Today, I am grateful for the learned ability to be grateful.
Don't underestimate that simple response, because it is part and parcel of getting well for those whose lives have been controlled at one time or another by addiction. In addiction, there is no gratitude and no ability to feel it, express it, learn from it.
When getting well, learning how to be grateful often represents a turning point in becoming human for the first time since before the addiction began. Gratitude for the smallest, simplest and most ordinary of our experiences--expressed gratitude--helps create a real appreciation for everything, even the painful experiences, because they teach us.
I remember my old friend Mattie, who died sitting on a park bench, peaceful and content, suggesting gratitude as a topic at AA meetings. Mattie, who gave me my 5-year chip because "you finally deserve it," would often say, "I'm not asking for a litany of things you're grateful for. That's easy. I want to know why you're grateful, how you express it, what it does for you. It's about the concept of gratitude because that's what getting well is all about."
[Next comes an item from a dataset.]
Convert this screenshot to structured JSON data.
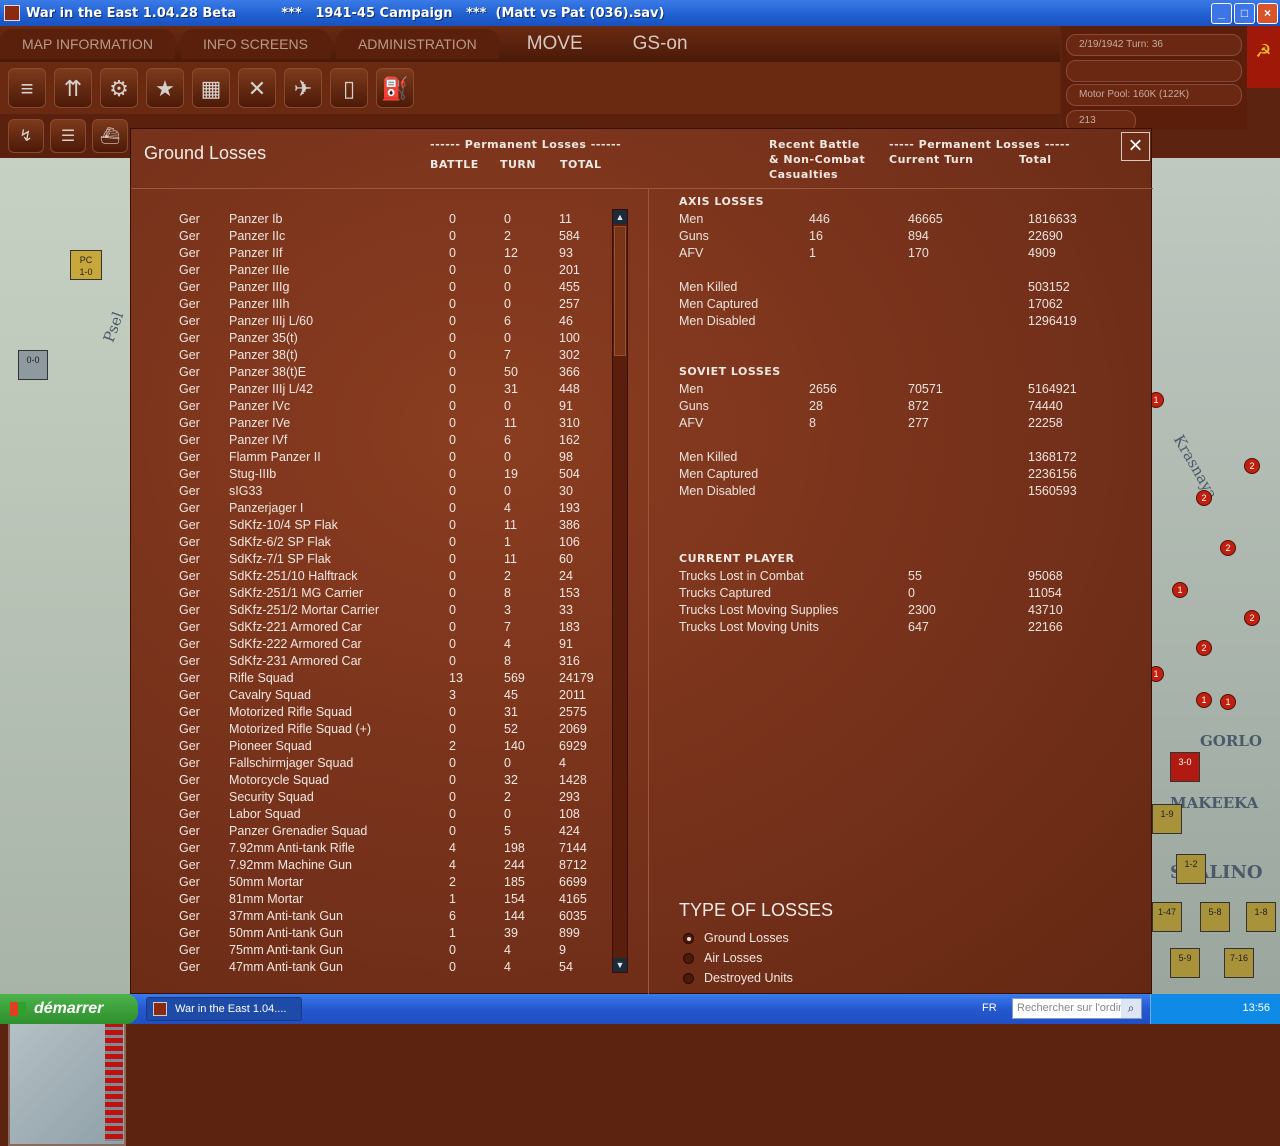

It is about learning and when we open ourselves to being grateful, we become full and educated in humanity.